Now, you may ask yourself, how is this going to make the brewing process easier? The answer is simple. When you desire a cup of coffee, all you have to do is place a pour over support system over your mug. These are typically just a piece of plastic with a cradle that supports the filter on top. Next, place a filter in the cone and fill with the desired amount of coffee. You might consider pre-wetting the filter itself. Pour hot water (195-205° F) over the grounds evenly, let it steep for around 4-5 minutes and voilà, your coffee is ready! Of course you cannot preset your pour-over filter to work for you, but it is much faster than a typical machine, and the quality is unparalleled. The temperature of the water is much easier to monitor and the price of a typical filter system rarely exceeds twenty dollars. A pour-over system weighs very little, and the cleanup is a breeze. Convenience and mass production makes auto-drip brewers popular, however, when you can offer a customer a truly handcrafted cup, the pour-over method is highly recommended. However, a large auto-drip at your local diner can serve hundreds of customers each day, and a pour-over method simply cannot compete at that level.

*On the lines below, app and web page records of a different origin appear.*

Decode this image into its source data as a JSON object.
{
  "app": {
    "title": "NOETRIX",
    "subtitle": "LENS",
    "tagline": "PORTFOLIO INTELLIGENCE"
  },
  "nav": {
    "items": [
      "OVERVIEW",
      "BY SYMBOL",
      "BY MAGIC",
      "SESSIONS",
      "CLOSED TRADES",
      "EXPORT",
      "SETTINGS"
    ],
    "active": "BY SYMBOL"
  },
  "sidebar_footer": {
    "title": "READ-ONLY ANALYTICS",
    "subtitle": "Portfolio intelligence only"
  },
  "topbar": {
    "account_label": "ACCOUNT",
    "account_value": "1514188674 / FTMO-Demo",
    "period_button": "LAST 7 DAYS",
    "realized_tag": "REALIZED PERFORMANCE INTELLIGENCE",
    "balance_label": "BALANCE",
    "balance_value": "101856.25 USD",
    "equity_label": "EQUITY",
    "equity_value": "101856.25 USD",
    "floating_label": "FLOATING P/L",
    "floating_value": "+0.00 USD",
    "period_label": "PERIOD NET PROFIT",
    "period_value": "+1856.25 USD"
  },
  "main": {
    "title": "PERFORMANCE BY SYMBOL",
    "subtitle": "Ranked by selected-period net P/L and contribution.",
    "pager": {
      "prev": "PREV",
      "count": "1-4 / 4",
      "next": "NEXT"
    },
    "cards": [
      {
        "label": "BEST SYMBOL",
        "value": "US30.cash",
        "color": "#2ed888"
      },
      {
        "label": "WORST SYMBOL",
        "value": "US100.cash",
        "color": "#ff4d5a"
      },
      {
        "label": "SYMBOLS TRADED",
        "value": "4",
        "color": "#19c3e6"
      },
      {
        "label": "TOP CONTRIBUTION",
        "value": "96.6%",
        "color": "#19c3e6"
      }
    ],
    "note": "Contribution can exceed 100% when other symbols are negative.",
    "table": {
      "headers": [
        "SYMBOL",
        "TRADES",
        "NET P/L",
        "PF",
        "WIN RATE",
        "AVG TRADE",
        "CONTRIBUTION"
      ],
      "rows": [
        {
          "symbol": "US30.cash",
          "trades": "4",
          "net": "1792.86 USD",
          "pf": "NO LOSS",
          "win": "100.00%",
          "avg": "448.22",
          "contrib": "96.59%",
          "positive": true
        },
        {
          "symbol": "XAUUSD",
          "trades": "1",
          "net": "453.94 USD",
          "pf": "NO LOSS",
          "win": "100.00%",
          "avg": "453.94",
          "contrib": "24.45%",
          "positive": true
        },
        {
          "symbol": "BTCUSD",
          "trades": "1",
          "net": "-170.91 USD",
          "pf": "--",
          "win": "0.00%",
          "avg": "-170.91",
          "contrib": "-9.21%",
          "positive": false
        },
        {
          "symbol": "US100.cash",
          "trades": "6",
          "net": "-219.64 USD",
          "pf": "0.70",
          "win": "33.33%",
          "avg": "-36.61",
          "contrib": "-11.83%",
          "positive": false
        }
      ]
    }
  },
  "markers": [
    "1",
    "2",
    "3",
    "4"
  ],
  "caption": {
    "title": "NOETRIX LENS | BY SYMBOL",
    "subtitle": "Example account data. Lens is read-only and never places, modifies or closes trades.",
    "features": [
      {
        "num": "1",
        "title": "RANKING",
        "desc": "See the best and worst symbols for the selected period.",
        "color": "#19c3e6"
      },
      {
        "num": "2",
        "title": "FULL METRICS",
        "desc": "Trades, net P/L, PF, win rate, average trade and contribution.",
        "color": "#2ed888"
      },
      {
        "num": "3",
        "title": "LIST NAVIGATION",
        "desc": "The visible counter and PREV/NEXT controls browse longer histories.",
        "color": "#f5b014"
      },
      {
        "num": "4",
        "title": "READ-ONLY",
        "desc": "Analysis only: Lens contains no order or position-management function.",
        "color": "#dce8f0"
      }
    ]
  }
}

The purpose of the pour-over is to deliver a remarkable cup of coffee without all of the bells and whistles. The convenience factor is hard to argue with even though the filter doesn’t have a clock radio built in. Sometimes simple is simply better, and in the case of the pour-over method you can’t get much simpler.